DOWNTOWN LOS ANGELES — The six-mile Gold Line Eastside Extension opens on November 15, connecting East L.A. and Boyle Heights to Union Station. The stop nearest to most Downtown residents is the Little Tokyo / Arts District station, at the corner of 1st and Alameda.
On a Friday morning preview ride, Mayor Antonio Villaraigosa and Councilman Jose Huizar praised the line and the impact it will have on the eastside. It remains to be seen, though, if those who live Downtown will become regular riders.
Councilman Jose Huizar was a law student at UCLA when he served on the resident advisory committee for what was then to be a subway extension into East L.A. He's excited to see the line finally open. "The benefits are tremendous," he said Friday, citing the environment, traffic congestion and economic development as specific areas of improvement.
He said that he hopes to see more than just existing transit riders using the rails. "We have bus routes right now, but you want to be able to attract all demographics," said Huizar. "You attract all demographics by [building] a rail line."
So what would Huizar tell Downtowners about the line? The Boyle Heights native emphasized the "wonderful restaurants and beautiful, historic communities" along the line. "It's going to be a great place for people Downtown to explore," he said.
Specifically, Huizar recommended Mariachi Plaza for free entertainment, La Serenata de Garibaldi for food (the Mayor also called this his favorite restaurant), the Eastside Luv wine bar for stand-up poetry and local bands and El Mercado for shopping.
Those who live Downtown and elsewhere in the city will have an easier time checking out those attractions if Metro builds the Regional Connector, a light rail project intended to link the Gold Line with the Blue Line and Expo Line. Villaraigosa, who planned to unveil his vision to speed up transit construction on Friday afternoon, called the Connector "a key to that plan."

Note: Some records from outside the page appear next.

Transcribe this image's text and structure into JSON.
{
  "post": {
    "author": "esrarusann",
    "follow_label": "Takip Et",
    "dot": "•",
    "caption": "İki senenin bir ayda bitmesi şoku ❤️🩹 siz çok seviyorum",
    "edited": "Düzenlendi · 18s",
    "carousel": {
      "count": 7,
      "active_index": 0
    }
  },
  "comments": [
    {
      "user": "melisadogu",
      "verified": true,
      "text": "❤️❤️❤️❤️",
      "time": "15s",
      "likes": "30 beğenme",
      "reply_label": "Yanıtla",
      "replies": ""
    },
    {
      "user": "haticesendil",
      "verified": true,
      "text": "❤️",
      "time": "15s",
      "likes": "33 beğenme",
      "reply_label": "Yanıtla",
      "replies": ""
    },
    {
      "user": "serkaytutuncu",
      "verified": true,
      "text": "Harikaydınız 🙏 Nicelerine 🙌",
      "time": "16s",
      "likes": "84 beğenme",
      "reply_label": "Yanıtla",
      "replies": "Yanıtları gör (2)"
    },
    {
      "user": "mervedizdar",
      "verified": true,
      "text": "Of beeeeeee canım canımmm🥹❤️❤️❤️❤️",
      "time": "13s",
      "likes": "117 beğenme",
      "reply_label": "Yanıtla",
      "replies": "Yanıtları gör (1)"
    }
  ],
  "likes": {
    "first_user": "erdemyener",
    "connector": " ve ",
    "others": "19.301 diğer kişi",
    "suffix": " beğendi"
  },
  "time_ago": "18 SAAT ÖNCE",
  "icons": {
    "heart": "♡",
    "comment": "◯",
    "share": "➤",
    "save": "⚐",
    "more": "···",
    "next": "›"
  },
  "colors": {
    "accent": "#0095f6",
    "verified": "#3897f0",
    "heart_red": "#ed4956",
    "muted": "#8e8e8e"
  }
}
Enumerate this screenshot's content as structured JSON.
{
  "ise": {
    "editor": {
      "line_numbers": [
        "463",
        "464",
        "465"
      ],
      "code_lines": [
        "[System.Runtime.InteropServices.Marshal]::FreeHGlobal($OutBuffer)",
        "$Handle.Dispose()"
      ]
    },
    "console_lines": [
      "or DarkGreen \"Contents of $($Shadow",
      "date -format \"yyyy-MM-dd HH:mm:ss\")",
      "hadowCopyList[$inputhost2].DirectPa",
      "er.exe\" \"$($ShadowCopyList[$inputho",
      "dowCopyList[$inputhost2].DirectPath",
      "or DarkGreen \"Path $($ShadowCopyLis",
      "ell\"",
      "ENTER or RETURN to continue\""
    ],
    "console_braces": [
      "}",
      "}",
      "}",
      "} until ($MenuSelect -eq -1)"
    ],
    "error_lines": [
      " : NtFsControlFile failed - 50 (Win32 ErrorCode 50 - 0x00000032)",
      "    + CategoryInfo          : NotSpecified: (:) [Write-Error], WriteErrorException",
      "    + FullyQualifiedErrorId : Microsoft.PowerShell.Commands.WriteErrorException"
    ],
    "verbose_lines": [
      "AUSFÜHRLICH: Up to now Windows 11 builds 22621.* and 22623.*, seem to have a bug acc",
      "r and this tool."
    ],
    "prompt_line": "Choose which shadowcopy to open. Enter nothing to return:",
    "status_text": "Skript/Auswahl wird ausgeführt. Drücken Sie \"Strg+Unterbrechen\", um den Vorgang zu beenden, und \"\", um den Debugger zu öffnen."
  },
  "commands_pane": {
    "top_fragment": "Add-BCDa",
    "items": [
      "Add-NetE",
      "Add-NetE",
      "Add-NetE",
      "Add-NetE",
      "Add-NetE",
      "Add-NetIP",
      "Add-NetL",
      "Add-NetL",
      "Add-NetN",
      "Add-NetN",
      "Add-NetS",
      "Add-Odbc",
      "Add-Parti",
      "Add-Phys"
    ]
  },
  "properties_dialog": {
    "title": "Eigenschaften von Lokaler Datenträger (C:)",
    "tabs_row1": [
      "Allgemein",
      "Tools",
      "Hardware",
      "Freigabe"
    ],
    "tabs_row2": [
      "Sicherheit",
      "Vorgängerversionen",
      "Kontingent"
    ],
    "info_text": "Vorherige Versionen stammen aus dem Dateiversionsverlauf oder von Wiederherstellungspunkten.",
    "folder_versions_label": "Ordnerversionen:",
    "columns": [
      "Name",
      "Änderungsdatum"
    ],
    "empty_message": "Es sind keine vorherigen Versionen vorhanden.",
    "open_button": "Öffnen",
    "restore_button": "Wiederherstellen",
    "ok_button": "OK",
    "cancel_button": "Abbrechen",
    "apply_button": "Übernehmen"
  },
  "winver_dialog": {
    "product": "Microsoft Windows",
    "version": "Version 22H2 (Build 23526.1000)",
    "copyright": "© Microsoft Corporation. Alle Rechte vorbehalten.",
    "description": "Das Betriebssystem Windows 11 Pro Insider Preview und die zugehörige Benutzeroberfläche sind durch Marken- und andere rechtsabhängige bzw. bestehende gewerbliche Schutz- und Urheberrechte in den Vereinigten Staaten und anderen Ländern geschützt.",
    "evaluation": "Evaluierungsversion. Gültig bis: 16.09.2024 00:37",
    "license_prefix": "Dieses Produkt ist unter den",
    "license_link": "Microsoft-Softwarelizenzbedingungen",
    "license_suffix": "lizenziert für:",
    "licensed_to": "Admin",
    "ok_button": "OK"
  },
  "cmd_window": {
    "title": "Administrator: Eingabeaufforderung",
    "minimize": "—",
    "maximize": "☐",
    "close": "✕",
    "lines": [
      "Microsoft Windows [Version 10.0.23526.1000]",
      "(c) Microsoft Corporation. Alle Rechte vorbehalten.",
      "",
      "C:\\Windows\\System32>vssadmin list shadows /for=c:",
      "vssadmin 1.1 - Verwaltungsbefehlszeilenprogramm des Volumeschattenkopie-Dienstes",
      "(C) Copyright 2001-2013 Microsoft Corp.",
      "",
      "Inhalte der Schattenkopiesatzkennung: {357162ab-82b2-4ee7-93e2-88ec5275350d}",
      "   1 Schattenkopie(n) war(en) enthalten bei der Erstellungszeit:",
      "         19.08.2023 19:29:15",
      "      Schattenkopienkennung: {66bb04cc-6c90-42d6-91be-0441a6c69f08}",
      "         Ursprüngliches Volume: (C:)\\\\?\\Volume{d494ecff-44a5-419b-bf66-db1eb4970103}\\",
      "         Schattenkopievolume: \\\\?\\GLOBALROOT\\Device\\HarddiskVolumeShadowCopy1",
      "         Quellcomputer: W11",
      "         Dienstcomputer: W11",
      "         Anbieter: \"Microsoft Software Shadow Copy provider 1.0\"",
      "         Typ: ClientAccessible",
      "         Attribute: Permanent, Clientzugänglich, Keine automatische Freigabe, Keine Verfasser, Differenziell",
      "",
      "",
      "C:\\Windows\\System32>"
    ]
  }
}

"All these lines were built, and they don't interface very well," said Villaraigosa. "The Connector allows them to interface in a way that will speed up travel time and will move more people along."
So what will it be, Downtown? Do you plan to ride? We're curious and undecided here at blogdowntown.